Whether you like them sweet or savoury, with maple syrup, jam or the traditional lemon and sugar, pancake day is more than just a chance to eat lovely food, it is important for Christians all around the world. This year pancake day falls on Tuesday 25th February, Features Writer Rob Bullock, a staunch sugar and lemon pancake fan, looks at the origins of this celebration and comes up with some interesting facts.
Pancake day, also known as Pancake Tuesday, Shrove Tuesday, Fat Tuesday or Mardi Gras traditionally falls on the last day of feasting before Lent which begins on the following day, Ash Wednesday. Many think that the day gets its name from the custom of eating pancakes on this day, a tradition that goes back to a time when any remaining rich foods in a household’s larder or pantry were eaten on the day before Lent to use them up before the fasting begins, but in reality it is a much older tradition.
Eating up food from the larder
The Christian tradition of eating pancakes on Shrove Tuesday has been around for more than a thousand years. In the days before people could give up modern snacks such as chocolate and crisps, and before the day of fridges and freezers, making pancakes was a way of using up foods such as eggs, milk and sugar, which would have gone bad during the fasting season of Lent. But today, it’s a good excuse to enjoy some great food!
As with many Christian traditions, pancake day has been borrowed from a much older pagan festival. Before the Christian era, the Slavs believed that the change of seasons was a struggle between Jarilo, the god of vegetation, fertility and springtime, and the evil spirits of cold and darkness, and people believed that they had to help Jarilo in his efforts. The whole celebration of the arrival of spring lasted a week and a large part of this was making and eating pancakes. The hot, round pancakes symbolised the sun and the Slavs believed that by eating pancakes, they got the power, light and warmth of the sun.
Ancient tradition of flipping!
On Shrove Tuesday in kitchens all around the world, people will be flipping pancakes in an annual tradition. Recipes for pancakes appear in cookery books that go as far back as the 1400s, and it’s believed the tradition of flipping pancakes is almost as old as that. But one of the oldest ‘flipping’ quotes comes from the 17th century book, Pasquil’s Palin, “And every man and maide doe take their turne, And tosse their pancakes up for feare they burne.”
Interesting pancake facts;
• Pancake races are said to have originated in Olney in Buckinghamshire when a housewife was so busy making pancakes that she forgot the time. When she heard the church bells ringing to call people to Mass she ran out of her house, still carrying her pan and pancake, and raced for the church! Olney still has a pancake race every year.
• The longest race in the quickest time was held in Melbourne, Australia. Jan Stickland covered 384m in 59.5 seconds on 19 February 1985.
• On average, people in the UK eat two pancakes each on Pancake Day. That means that 117 million pancakes are eaten on the day.

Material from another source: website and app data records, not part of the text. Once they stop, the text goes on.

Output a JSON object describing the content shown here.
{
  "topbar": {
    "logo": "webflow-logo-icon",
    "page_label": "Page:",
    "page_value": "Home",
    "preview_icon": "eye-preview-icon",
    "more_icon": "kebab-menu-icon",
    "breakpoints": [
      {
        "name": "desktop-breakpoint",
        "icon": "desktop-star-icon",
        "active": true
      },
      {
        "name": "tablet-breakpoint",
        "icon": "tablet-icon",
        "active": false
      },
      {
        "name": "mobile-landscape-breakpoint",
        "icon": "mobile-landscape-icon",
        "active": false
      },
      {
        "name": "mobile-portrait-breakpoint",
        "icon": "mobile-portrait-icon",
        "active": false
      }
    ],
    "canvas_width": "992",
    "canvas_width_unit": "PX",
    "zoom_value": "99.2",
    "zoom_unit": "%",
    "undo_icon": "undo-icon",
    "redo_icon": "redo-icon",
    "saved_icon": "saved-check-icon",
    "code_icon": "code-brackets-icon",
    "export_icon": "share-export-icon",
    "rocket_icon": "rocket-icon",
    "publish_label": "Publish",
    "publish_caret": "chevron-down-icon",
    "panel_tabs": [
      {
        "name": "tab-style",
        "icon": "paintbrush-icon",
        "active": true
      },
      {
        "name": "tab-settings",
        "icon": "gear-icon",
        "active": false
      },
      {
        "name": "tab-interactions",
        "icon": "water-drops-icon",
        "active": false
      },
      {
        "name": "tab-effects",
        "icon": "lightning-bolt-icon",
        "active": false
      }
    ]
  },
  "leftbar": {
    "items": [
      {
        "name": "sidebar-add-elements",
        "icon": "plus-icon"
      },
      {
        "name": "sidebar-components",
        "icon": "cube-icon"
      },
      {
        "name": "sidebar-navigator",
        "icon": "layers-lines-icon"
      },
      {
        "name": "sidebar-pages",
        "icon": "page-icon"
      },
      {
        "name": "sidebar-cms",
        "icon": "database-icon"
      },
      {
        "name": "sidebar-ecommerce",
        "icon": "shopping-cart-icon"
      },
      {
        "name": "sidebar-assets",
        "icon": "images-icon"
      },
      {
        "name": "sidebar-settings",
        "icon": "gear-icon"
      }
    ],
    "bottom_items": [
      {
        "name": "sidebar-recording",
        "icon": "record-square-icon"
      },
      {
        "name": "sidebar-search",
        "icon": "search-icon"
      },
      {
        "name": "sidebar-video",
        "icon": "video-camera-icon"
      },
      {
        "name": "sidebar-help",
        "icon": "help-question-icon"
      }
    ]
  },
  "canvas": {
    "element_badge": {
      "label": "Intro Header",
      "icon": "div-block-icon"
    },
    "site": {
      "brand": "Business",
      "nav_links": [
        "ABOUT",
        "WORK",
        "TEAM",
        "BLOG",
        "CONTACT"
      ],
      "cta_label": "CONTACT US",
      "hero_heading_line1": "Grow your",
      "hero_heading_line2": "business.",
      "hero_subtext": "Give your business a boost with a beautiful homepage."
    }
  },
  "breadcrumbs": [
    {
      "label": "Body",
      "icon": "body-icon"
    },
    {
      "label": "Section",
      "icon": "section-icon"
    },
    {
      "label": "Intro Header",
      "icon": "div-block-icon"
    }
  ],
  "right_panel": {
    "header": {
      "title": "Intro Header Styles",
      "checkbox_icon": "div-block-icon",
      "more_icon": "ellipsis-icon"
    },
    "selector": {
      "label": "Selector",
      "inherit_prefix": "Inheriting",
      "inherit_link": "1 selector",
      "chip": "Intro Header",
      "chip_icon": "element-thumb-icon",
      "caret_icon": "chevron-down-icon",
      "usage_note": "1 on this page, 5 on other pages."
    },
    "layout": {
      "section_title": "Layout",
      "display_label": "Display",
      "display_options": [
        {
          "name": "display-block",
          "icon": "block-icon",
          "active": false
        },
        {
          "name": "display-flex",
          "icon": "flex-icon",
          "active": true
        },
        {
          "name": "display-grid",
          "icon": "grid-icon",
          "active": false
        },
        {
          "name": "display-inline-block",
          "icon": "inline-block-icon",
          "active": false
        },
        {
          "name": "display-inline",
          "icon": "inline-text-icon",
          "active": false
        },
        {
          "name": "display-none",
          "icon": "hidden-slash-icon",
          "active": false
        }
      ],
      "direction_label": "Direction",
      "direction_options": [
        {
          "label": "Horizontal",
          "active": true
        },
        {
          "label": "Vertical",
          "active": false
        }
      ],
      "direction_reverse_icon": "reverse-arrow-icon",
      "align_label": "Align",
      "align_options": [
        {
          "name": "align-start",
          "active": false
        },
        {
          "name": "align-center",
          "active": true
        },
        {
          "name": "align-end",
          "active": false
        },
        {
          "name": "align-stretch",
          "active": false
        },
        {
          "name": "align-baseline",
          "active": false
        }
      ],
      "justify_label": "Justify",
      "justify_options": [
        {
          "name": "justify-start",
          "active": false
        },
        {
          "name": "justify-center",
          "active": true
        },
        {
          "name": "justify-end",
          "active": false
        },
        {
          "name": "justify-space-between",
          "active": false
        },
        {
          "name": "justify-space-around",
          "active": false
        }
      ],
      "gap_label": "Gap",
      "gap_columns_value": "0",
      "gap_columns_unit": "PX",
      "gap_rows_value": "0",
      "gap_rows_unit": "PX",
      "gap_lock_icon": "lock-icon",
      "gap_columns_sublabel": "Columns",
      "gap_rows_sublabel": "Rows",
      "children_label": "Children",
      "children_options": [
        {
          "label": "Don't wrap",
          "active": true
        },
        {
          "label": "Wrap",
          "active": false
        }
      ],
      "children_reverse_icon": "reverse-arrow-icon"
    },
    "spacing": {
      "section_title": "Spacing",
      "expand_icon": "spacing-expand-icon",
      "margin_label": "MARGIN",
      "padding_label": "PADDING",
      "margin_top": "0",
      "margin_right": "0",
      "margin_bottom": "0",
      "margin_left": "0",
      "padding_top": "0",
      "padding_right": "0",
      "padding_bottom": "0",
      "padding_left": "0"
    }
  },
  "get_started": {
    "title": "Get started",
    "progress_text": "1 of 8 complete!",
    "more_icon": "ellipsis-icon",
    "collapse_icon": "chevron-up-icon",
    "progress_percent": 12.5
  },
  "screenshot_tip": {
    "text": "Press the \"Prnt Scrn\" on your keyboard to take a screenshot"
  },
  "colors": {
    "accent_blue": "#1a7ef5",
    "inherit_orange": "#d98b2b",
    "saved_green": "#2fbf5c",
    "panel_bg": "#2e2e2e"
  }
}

• In France it is traditional to touch the handle of the frying pan and make a wish while the pancake is turned whilst holding a coin in one hand.
• On pancake day in Newfoundland, Canada, people place items in the pancake batter before it is cooked to tell the future for family members.
• Years ago, cooks would use snow in their pancakes as it made them soft and fluffy in texture. If you want to try, better make sure it’s clean snow!
So, whether you like your pancakes savoury or the more traditional sweet, if you prefer golden syrup or maple syrup, or something new like Blueberry syrup, or whether like me you’re a good old lemon and sugar fan, is doesn’t really matter, what really matters is sitting down with the people you love and enjoying this age old tradition. Happy Pancake Day!